From Dwight Eisenhower’s December 22, 1952 speech as president-elect before the Freedoms Foundation’s directors:

I had a friend, a man who really turned out to be quite a good friend, and who suffered for it. His name was Marshal Zhukov, of the Red Army. In fact, his later disgrace came about because of the fact that he was supposed to be too good a friend of mine; . . . We used to talk about the bases of our respective forms of government, our civilizations.

One day he put me back on my heels with the statement: “of course, we have difficulty in promulgating our theory, because we appealed to the idealistic in man and you appeal to all that is materialistic and selfish. We tell a man that he is not to work for his own special rights, for his own privilege and the opportunity of indulging himself in anything from religious worship to earning and saving our property and giving it to his children. We appeal to something higher and nobler,” he said. “We tell him his only glory is in the glory of the body, of the whole group, the entirety of the organism to which you belong. Therefore, we say, don’t worry about earning money. Don’t worry about worldly advancement. Work for the Soviet Union. Work for Russia. That,” he said, “is what we have to say. But you tell a man, ‘why you can do as you please, and there are really no restrictions on the individual.’ So you are appealing to all that is selfish.”

I must say that in just a matter of immediate dialectic contest, let’s say, I didn’t know exactly what to say to him, because my only definition was what I believed to be the basic one, the basic reason for its existence. I know it would do no good to appeal to him with it, because it is founded in religion. And since at the age of 14 he had been taken over by the Bolshevik religion and had believed in it since that time, I was quite certain it was hopeless on my part to talk to him about the fact that our form of government is founded in religion.

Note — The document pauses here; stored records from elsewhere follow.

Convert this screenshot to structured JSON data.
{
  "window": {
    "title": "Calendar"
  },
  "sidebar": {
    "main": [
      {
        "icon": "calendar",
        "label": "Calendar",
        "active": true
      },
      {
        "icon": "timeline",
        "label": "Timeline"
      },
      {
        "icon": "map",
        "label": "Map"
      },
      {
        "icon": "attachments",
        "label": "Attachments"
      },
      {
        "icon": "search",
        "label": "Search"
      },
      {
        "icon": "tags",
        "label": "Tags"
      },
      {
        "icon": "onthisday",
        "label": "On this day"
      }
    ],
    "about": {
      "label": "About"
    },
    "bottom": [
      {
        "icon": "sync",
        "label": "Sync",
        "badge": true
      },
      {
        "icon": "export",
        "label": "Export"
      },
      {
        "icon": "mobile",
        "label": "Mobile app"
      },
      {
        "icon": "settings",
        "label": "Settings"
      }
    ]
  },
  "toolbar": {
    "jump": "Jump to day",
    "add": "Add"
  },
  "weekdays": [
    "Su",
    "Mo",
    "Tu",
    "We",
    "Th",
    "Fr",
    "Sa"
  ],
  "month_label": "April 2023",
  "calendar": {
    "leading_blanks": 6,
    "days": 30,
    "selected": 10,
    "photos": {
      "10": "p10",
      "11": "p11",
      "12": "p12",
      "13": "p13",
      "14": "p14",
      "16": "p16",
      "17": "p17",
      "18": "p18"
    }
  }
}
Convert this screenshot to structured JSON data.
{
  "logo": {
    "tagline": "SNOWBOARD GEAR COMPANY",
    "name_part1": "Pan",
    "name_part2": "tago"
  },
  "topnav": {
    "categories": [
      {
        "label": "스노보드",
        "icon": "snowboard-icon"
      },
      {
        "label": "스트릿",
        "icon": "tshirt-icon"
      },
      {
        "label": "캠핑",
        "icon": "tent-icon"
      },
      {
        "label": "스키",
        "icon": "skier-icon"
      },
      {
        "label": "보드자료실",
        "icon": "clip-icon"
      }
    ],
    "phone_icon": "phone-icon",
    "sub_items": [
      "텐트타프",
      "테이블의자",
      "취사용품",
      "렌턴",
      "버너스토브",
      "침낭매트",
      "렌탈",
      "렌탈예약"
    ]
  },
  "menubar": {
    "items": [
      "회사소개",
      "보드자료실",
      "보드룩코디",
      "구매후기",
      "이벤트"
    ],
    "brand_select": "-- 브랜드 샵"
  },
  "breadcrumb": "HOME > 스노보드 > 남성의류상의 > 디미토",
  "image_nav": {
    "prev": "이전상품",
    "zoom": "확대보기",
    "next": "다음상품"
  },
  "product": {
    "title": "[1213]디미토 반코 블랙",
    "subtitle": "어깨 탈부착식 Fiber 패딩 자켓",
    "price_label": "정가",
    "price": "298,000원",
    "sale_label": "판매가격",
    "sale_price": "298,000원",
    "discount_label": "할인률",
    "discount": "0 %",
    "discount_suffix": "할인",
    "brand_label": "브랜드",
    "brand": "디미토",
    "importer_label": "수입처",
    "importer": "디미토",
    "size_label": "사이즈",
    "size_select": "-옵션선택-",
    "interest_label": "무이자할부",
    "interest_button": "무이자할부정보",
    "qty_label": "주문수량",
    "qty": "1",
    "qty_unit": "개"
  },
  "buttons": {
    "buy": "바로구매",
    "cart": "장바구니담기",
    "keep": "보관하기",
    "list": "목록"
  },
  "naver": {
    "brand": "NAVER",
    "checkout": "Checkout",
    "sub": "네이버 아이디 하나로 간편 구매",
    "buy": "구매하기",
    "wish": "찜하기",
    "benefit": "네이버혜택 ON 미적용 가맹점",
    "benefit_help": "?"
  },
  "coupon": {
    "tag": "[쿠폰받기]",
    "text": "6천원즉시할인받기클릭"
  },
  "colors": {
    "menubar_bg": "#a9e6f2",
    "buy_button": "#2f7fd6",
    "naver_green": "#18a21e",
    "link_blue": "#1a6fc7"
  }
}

Our ancestors who formed this Government said in order to explain it, you remember that, that a decent respect for the opinion of mankind impels them to declare the reasons which led to the separation [between the American colonies and Britain] and this is how they explained those: “We hold that all men are endowed by their Creator . . . .” Not by the accident of birth, not by the color of their skins or by anything else, but “all men are endowed by their creator.” In other words, our form of Government has no sense unless it is founded in a deeply felt religious faith, and I don’t care what it is. With us of course it is the Judeo-Christian concept but it must be a religion that all men are created equal. . . .

Now, it seems to me that if we are going to win this fight we have got to go back to the very fundamentals of all things. And one of them is that we are a religious people.

This is the speech often quoted for its inane remark about the importance of religion combined with indifference to the specific religion. But in the context of the Cold War and a struggle between an ideology that was explicitly atheistic, materialist, and collectivist, Eisenhower’s recognition of theism’s value, even as confused as it is, makes some sense. His point specifically about theism and personal freedom is a point that not only evolutionists might need to hear, but also Christian critics of the West who blame notions of political freedom for the selfishness and decadence that afflicts the United States. If the choice is between the Soviet communism or Christendom dominated by Holy Roman Emperor and infallible bishop, I’ll stand with Ike. Freedom has its flaws. But it keeps the free on their toes. Autocracy doesn’t leave much room for correction, nor does group think.